India and China held the 13th round of Corps Commander level talks in Moldo on Sunday. The meeting, which started at around 10:30 in the morning, ended at around 7 in the evening.
The Indian delegation was led by Lt Gen PGK Menon, Commander of the XIV Corps at Leh, who is responsible for it. line of actual control (LAC) in Ladakh. The Chinese side was led by Major General Liu Lin, Commander of the Xinjiang Military District.
No details of the meeting were immediately available.
Since the standoff began in May 2020, the two sides have been separated by PP14 at Galwan Valley, PP17A at Gogra Post, and the North and South Coast. pangong tso.
A small number of Chinese troops continue on to the Indian side of the LAC near PP15 in Hot Springs. In the plains of Depsang, China is blocking India from accessing its five patrol points – PP10, PP11, PP11A, PP12 and PP13. Some “so-called citizens” of China have pitched tents in the Indian side of Charding Nala in Demchok.
Sunday’s meeting took place after a gap of more than two months – the last round of discussions was held on 31 July. Officials expected an agreement on separation from PP15 at the end of the meeting.
China is investing in infrastructure in its areas facing Ladakh and Arunachal Pradesh. It is testing India’s preparedness with breaches in the central and eastern regions.
The meeting took place amid growing reports of Chinese incursions at various places along the LAC. Indian and Chinese patrols came face to face in Tawang a few days ago and in late August Chinese troops crossed the LAC at Barahoti in Uttarakhand. Army Chief General MM Naravane said on Saturday that China is building infrastructure in the region, and was “here to stay”.
“It is a matter of concern that the large scale construction that had taken place has remained and to sustain that kind of construction, there has been an equal amount of infrastructure development on the Chinese side. That means they are there to stay,” General Naravane had said.
“But if they’re there to stay, we’re there to stay too. And the build-up on our side, and the developments on our side is as good as the PLA has done.”
General Naravane also noted that due to the standoff, the Indian Army had intensified intelligence, surveillance and reconnaissance efforts and was monitoring the PLA.
Each side has about 50,000 troops in the region, as well as additional military equipment, weapons, tanks and air defense assets that were brought in last year.
As winter approaches, the two sides have barely a few weeks to part ways – otherwise they will have to spend a second winter in the brutal conditions of Ladakh.
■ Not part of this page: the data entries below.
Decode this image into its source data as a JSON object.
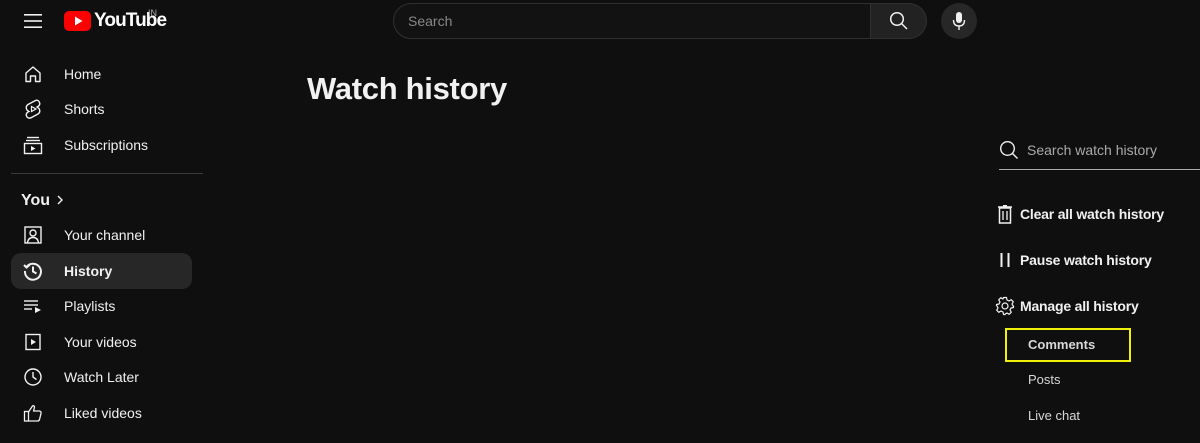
{
  "masthead": {
    "logo_text": "YouTube",
    "country_code": "IN",
    "search_placeholder": "Search"
  },
  "sidebar": {
    "top_items": [
      {
        "label": "Home",
        "icon": "home-icon"
      },
      {
        "label": "Shorts",
        "icon": "shorts-icon"
      },
      {
        "label": "Subscriptions",
        "icon": "subscriptions-icon"
      }
    ],
    "you_section": {
      "heading": "You",
      "items": [
        {
          "label": "Your channel",
          "icon": "your-channel-icon"
        },
        {
          "label": "History",
          "icon": "history-icon",
          "active": true
        },
        {
          "label": "Playlists",
          "icon": "playlists-icon"
        },
        {
          "label": "Your videos",
          "icon": "your-videos-icon"
        },
        {
          "label": "Watch Later",
          "icon": "watch-later-icon"
        },
        {
          "label": "Liked videos",
          "icon": "liked-videos-icon"
        }
      ]
    }
  },
  "main": {
    "title": "Watch history"
  },
  "history_panel": {
    "search_placeholder": "Search watch history",
    "actions": [
      {
        "label": "Clear all watch history",
        "icon": "trash-icon"
      },
      {
        "label": "Pause watch history",
        "icon": "pause-icon"
      },
      {
        "label": "Manage all history",
        "icon": "gear-icon"
      }
    ],
    "manage_items": [
      {
        "label": "Comments",
        "highlighted": true
      },
      {
        "label": "Posts"
      },
      {
        "label": "Live chat"
      }
    ]
  },
  "colors": {
    "background": "#0f0f0f",
    "brand_red": "#ff0000",
    "active_item_bg": "#272727",
    "highlight_outline": "#f0f00a"
  }
}
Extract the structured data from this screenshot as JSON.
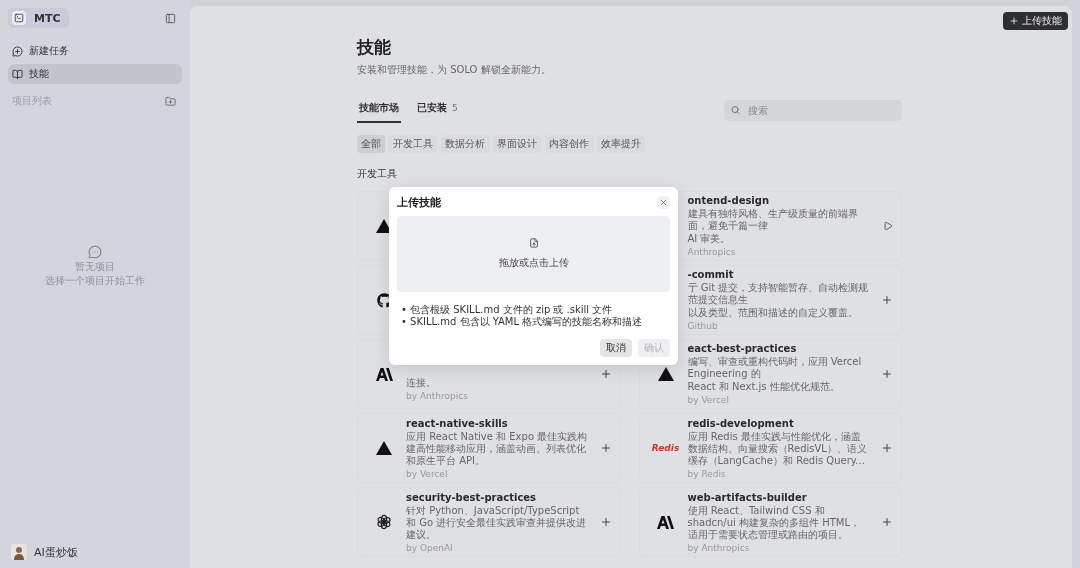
{
  "sidebar": {
    "brand": "MTC",
    "nav": [
      {
        "label": "新建任务",
        "selected": false
      },
      {
        "label": "技能",
        "selected": true
      }
    ],
    "section": "项目列表",
    "empty": {
      "title": "暂无项目",
      "hint": "选择一个项目开始工作"
    },
    "user": "AI蛋炒饭"
  },
  "header_button": "上传技能",
  "title": "技能",
  "subtitle": "安装和管理技能，为 SOLO 解锁全新能力。",
  "tabs": [
    {
      "label": "技能市场",
      "selected": true
    },
    {
      "label": "已安装",
      "count": "5",
      "selected": false
    }
  ],
  "search": {
    "placeholder": "搜索"
  },
  "filters": [
    {
      "label": "全部",
      "selected": true
    },
    {
      "label": "开发工具",
      "selected": false
    },
    {
      "label": "数据分析",
      "selected": false
    },
    {
      "label": "界面设计",
      "selected": false
    },
    {
      "label": "内容创作",
      "selected": false
    },
    {
      "label": "效率提升",
      "selected": false
    }
  ],
  "section": "开发工具",
  "cards": [
    {
      "kind": "triangle"
    },
    {
      "kind": "none",
      "name": "ontend-design",
      "lines": [
        "建具有独特风格、生产级质量的前端界面，避免千篇一律",
        "AI 审美。"
      ],
      "by": "Anthropics"
    },
    {
      "kind": "cat"
    },
    {
      "kind": "none",
      "name": "-commit",
      "lines": [
        "亍 Git 提交，支持智能暂存、自动检测规范提交信息生",
        "以及类型、范围和描述的自定义覆盖。"
      ],
      "by": "Github"
    },
    {
      "kind": "slash",
      "lines": [
        "连接。"
      ],
      "by": "by Anthropics"
    },
    {
      "kind": "triangle",
      "name": "eact-best-practices",
      "lines": [
        "编写、审查或重构代码时，应用 Vercel Engineering 的",
        "React 和 Next.js 性能优化规范。"
      ],
      "by": "by Vercel"
    },
    {
      "kind": "triangle",
      "name": "react-native-skills",
      "lines": [
        "应用 React Native 和 Expo 最佳实践构建高性能移动应用，涵盖动画、列表优化和原生平台 API。"
      ],
      "by": "by Vercel"
    },
    {
      "kind": "wordmark",
      "logo_text": "Redis",
      "name": "redis-development",
      "lines": [
        "应用 Redis 最佳实践与性能优化，涵盖数据结构、向量搜索（RedisVL）、语义缓存（LangCache）和 Redis Query..."
      ],
      "by": "by Redis"
    },
    {
      "kind": "knot",
      "name": "security-best-practices",
      "lines": [
        "针对 Python、JavaScript/TypeScript 和 Go 进行安全最佳实践审查并提供改进建议。"
      ],
      "by": "by OpenAI"
    },
    {
      "kind": "slash",
      "name": "web-artifacts-builder",
      "lines": [
        "使用 React、Tailwind CSS 和 shadcn/ui 构建复杂的多组件 HTML，适用于需要状态管理或路由的项目。"
      ],
      "by": "by Anthropics"
    }
  ],
  "modal": {
    "title": "上传技能",
    "drop_text": "拖放或点击上传",
    "bullets": [
      "• 包含根级 SKILL.md 文件的 zip 或 .skill 文件",
      "• SKILL.md 包含以 YAML 格式编写的技能名称和描述"
    ],
    "buttons": [
      {
        "label": "取消",
        "disabled": false
      },
      {
        "label": "确认",
        "disabled": true
      }
    ]
  }
}
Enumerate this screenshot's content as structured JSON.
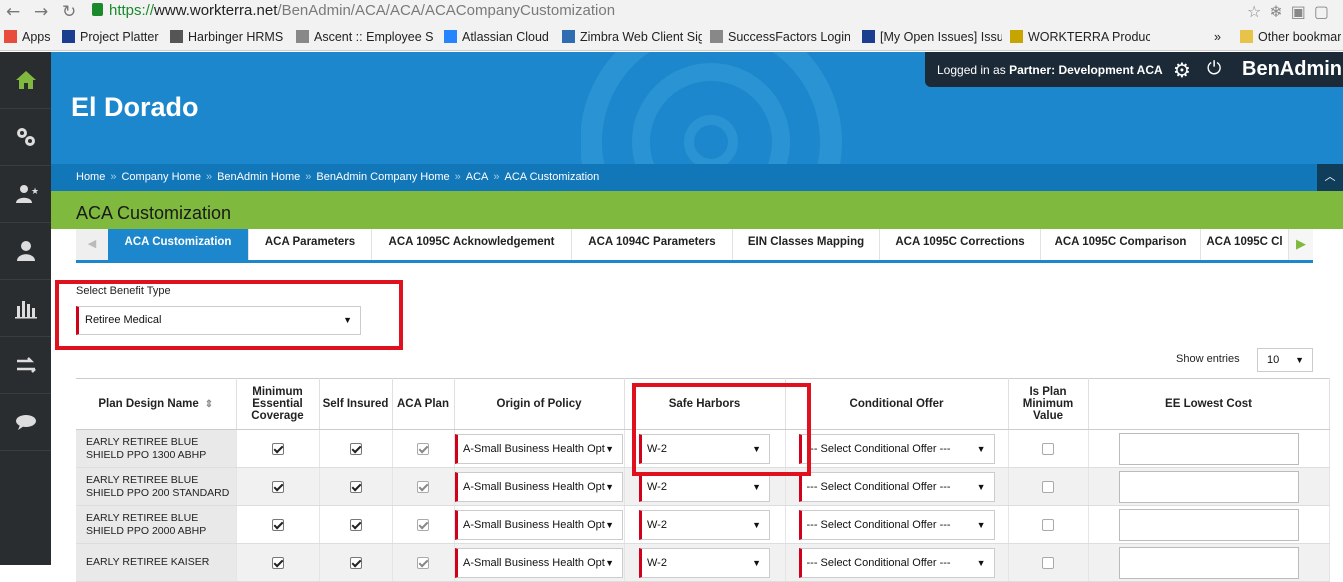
{
  "browser": {
    "url_secure": "https://",
    "url_domain": "www.workterra.net",
    "url_path": "/BenAdmin/ACA/ACA/ACACompanyCustomization"
  },
  "bookmarks": [
    {
      "label": "Apps",
      "color": "#e74c3c"
    },
    {
      "label": "Project Platter",
      "color": "#1a3d8f"
    },
    {
      "label": "Harbinger HRMS",
      "color": "#555555"
    },
    {
      "label": "Ascent :: Employee Se",
      "color": "#888888"
    },
    {
      "label": "Atlassian Cloud",
      "color": "#2684ff"
    },
    {
      "label": "Zimbra Web Client Sig",
      "color": "#2f6db3"
    },
    {
      "label": "SuccessFactors Login",
      "color": "#888888"
    },
    {
      "label": "[My Open Issues] Issu",
      "color": "#1a3d8f"
    },
    {
      "label": "WORKTERRA Product",
      "color": "#c7a500"
    }
  ],
  "bookmarks_more": "»",
  "bookmarks_other": "Other bookmar",
  "header": {
    "company": "El Dorado",
    "login_prefix": "Logged in as",
    "login_role": "Partner:",
    "login_name": "Development ACA",
    "app_name": "BenAdmin"
  },
  "breadcrumb": [
    "Home",
    "Company Home",
    "BenAdmin Home",
    "BenAdmin Company Home",
    "ACA",
    "ACA Customization"
  ],
  "page_title": "ACA Customization",
  "tabs": [
    "ACA Customization",
    "ACA Parameters",
    "ACA 1095C Acknowledgement",
    "ACA 1094C Parameters",
    "EIN Classes Mapping",
    "ACA 1095C Corrections",
    "ACA 1095C Comparison",
    "ACA 1095C Cl"
  ],
  "benefit": {
    "label": "Select Benefit Type",
    "value": "Retiree Medical"
  },
  "show_entries": {
    "label": "Show entries",
    "value": "10"
  },
  "table": {
    "headers": {
      "plan": "Plan Design Name",
      "mec": "Minimum Essential Coverage",
      "self": "Self Insured",
      "aca": "ACA Plan",
      "origin": "Origin of Policy",
      "safe": "Safe Harbors",
      "cond": "Conditional Offer",
      "minval": "Is Plan Minimum Value",
      "lowest": "EE Lowest Cost"
    },
    "rows": [
      {
        "name": "EARLY RETIREE BLUE SHIELD PPO 1300 ABHP",
        "mec": true,
        "self": true,
        "aca": true,
        "origin": "A-Small Business Health Opt",
        "safe": "W-2",
        "cond": "--- Select Conditional Offer ---",
        "minval": false,
        "lowest": ""
      },
      {
        "name": "EARLY RETIREE BLUE SHIELD PPO 200 STANDARD",
        "mec": true,
        "self": true,
        "aca": true,
        "origin": "A-Small Business Health Opt",
        "safe": "W-2",
        "cond": "--- Select Conditional Offer ---",
        "minval": false,
        "lowest": ""
      },
      {
        "name": "EARLY RETIREE BLUE SHIELD PPO 2000 ABHP",
        "mec": true,
        "self": true,
        "aca": true,
        "origin": "A-Small Business Health Opt",
        "safe": "W-2",
        "cond": "--- Select Conditional Offer ---",
        "minval": false,
        "lowest": ""
      },
      {
        "name": "EARLY RETIREE KAISER",
        "mec": true,
        "self": true,
        "aca": true,
        "origin": "A-Small Business Health Opt",
        "safe": "W-2",
        "cond": "--- Select Conditional Offer ---",
        "minval": false,
        "lowest": ""
      }
    ]
  }
}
However, unlike the unprecedented deployment last winter, neither Indian nor Chinese troops are now on the front lines, or on top of the mountains.
The Indian security establishment is concerned about the massive Chinese infrastructure build-up that could result in the LAC becoming more like a Line of Control (LoC) with Pakistan, even if it is not active.
A few days after the final round of Corps Commander talks on 31 July, the two sides had separated from PP 17A in the Gogra post area, with troops moving back to their traditional bases and creating a temporary no-patrol zone. The agreement was reached after months of impasse starting in February.
However, China refused to withdraw its troops from PP15 at Hot Springs, where its platoon-sized deployment continues.